The efforts to dispel the teaching of Critical Race Theory in America’s schools and the significance of the history regarding the arrival of my ancestors to Point Comfort (Hampton, VA) in 1619, compels me to republish the article below. Family, please consider my views by reading it for the first time or revisiting, reflecting upon it and most important, reacting on its content, to EMPOWER
As an elementary school and high school student, my recollection of lessons regarding the history of beautiful Black and Brown People was spoken as one stitch tightly tucked in a quilt wide enough to cover a nation. My engagement and enthusiasm about my history were consistently challenged with the presentation of historical content that, in many cases, falsely captured the essence of African (Black) Americans. I have always been very proud to represent the dominant culture I embody. However, the ability to answer the charge to Say It Loud,” I’m Black and I’m Proud,” had very little to do with my formal education until I began my studies at The Virginia State University. It was during this season of my life; I met a very outspoken, opinionated, comical and brilliant professor, the late Dr. Oscar Williams. Dr. Williams taught U.S. History with conviction. He was determined his students would be fully aware of the culture, traditions and contributions of all people, particularly those he mirrored.
Dr. Williams’ astonishing intellect and unpredictable humor began to Empower me to acquire as much knowledge as possible about who, when, how, why and what purpose led us here. The beginning of our story is accompanied by a myriad of emotions that distress my heart. The reality of who we are and what we have accomplished despite every form of oppression possible continues to EMPOWER my soul. With the movement of time, my experiences in life and how I perceive them rest in the roots of my heritage. Repeatedly, I hear my people reference how important it is for one to know from whence they come.
While listening to a message proclaimed by Sarah Jakes Roberts, I was reminded about the Self Determination Theory. This theory supports the necessity of people to feel competent, connected and autonomist. I believe this theory serves as a variable that transitions to a significant level of Self-Empowerment. In addition, African (Black) Americans who are knowledgeable of the depth and authority of our mere existence and inherited esteem can also enable power in others. The Pride of “A People” is best manifested through the perception of ourselves, control of influence and healthy connections to others.
I find joy in all I have learned about my since of Empowerment as an African American Woman. This wealth of knowledge has inspired me to bring forth history lessons to others that are too often forgotten. I encourage you to join me in this journey. Take the time to further explore who you are. Share your factual finds of inheritance through culture with your family, children, friends, co-workers and all who are willing to grow. Recently, I shared passages of personal Empowerment through a Spoken Word Musical Track entitled “We Remember 1619.” This electrifying release modestly proclaims the story of “A People” from our arrival in 1619 in Hampton, VA (it was not Jamestown!) through the Black Lives Matter Movement. This invigorating track, produced, composed and arranged by Yasha Barjona (AKA Rahni Song) and featuring Bill McGee on trumpet and Verrandall Tucker (a descendant of the first African born on this soil, William Tucker (1624)) on bongos, with a history lesson written and spoken by yours truly, will make you dancelike no one is looking, while being Empowered by the sacrifices and accomplishments of “A People”…Chosen.
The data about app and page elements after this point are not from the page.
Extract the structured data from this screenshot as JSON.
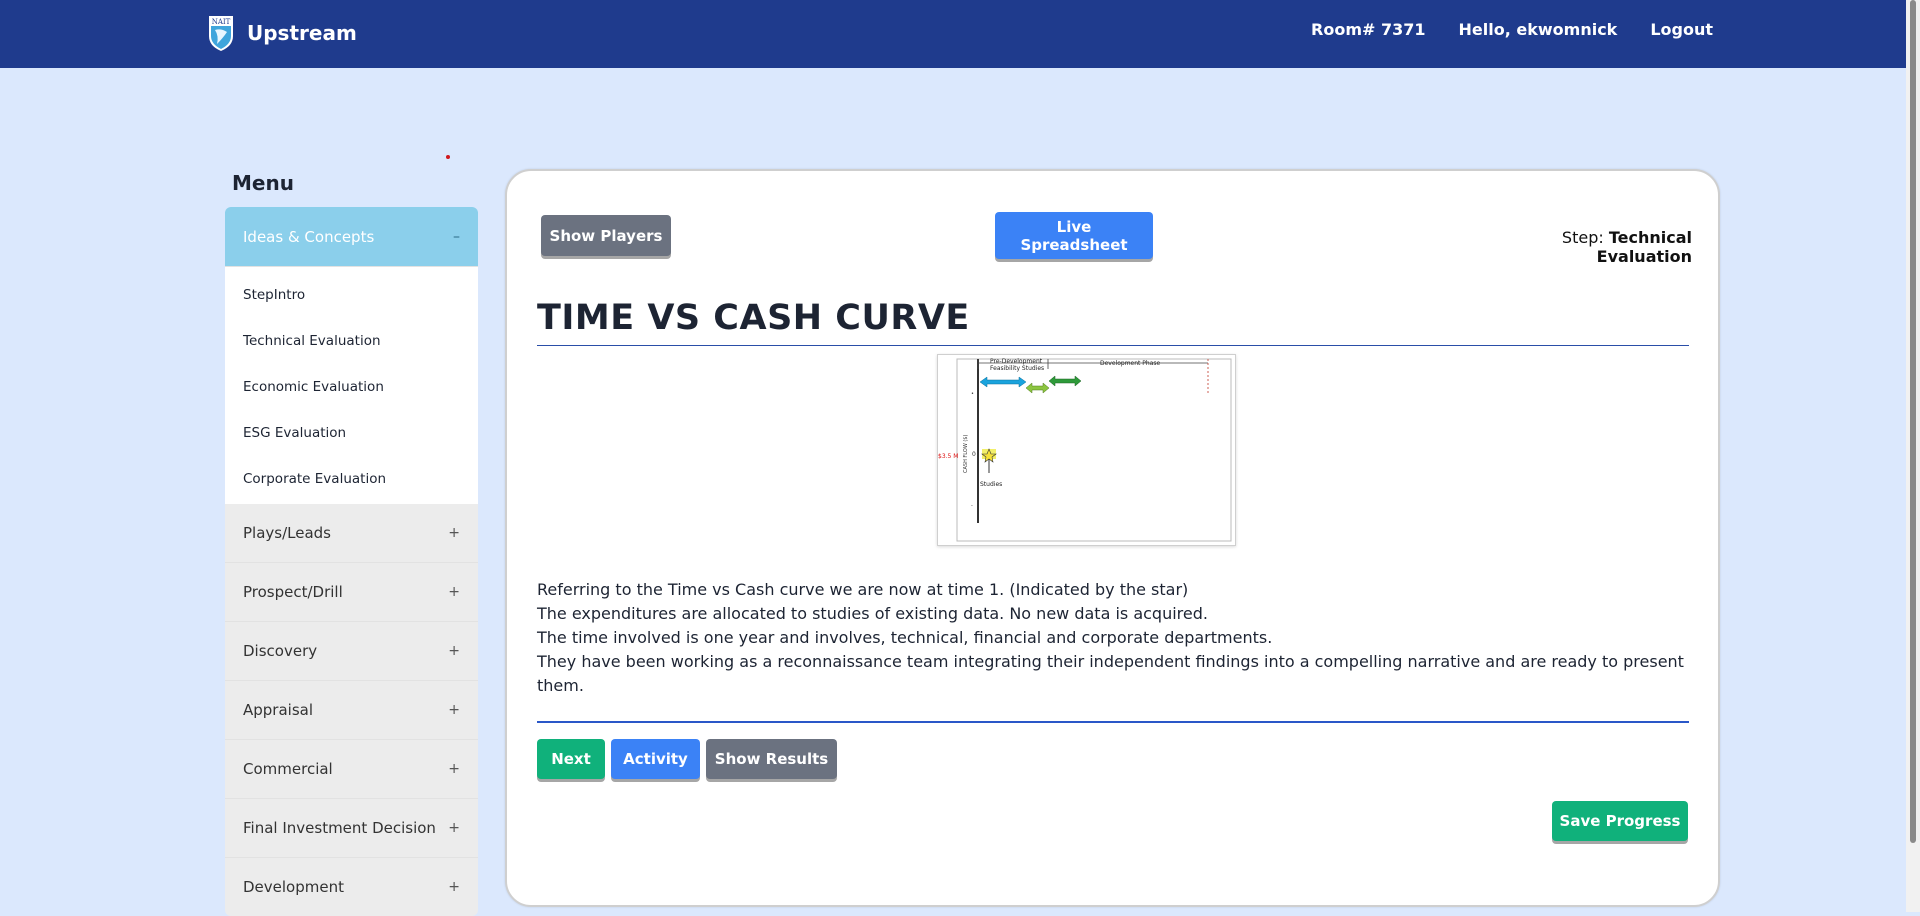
{
  "header": {
    "app_name": "Upstream",
    "logo_text": "NAIT",
    "room": "Room# 7371",
    "greeting": "Hello, ekwomnick",
    "logout": "Logout"
  },
  "menu": {
    "title": "Menu",
    "sections": [
      {
        "label": "Ideas & Concepts",
        "sign": "–",
        "open": true,
        "items": [
          "StepIntro",
          "Technical Evaluation",
          "Economic Evaluation",
          "ESG Evaluation",
          "Corporate Evaluation"
        ]
      },
      {
        "label": "Plays/Leads",
        "sign": "+"
      },
      {
        "label": "Prospect/Drill",
        "sign": "+"
      },
      {
        "label": "Discovery",
        "sign": "+"
      },
      {
        "label": "Appraisal",
        "sign": "+"
      },
      {
        "label": "Commercial",
        "sign": "+"
      },
      {
        "label": "Final Investment Decision",
        "sign": "+"
      },
      {
        "label": "Development",
        "sign": "+"
      }
    ]
  },
  "content": {
    "show_players": "Show Players",
    "live_spreadsheet": "Live Spreadsheet",
    "step_prefix": "Step:",
    "step_name": "Technical Evaluation",
    "title": "TIME VS CASH CURVE",
    "figure": {
      "pre_development": "Pre-Development",
      "feasibility": "Feasibility Studies",
      "development_phase": "Development Phase",
      "y_axis": "CASH FLOW ($)",
      "amount": "$3.5 M",
      "zero": "0",
      "studies": "Studies"
    },
    "paragraphs": [
      "Referring to the Time vs Cash curve we are now at time 1. (Indicated by the star)",
      "The expenditures are allocated to studies of existing data. No new data is acquired.",
      "The time involved is one year and involves, technical, financial and corporate departments.",
      "They have been working as a reconnaissance team integrating their independent findings into a compelling narrative and are ready to present them."
    ],
    "next": "Next",
    "activity": "Activity",
    "show_results": "Show Results",
    "save_progress": "Save Progress"
  }
}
Prayers of Empowerment through Peace, Wellness and Love,
Writer – The National Black Unity News and BITTY Mag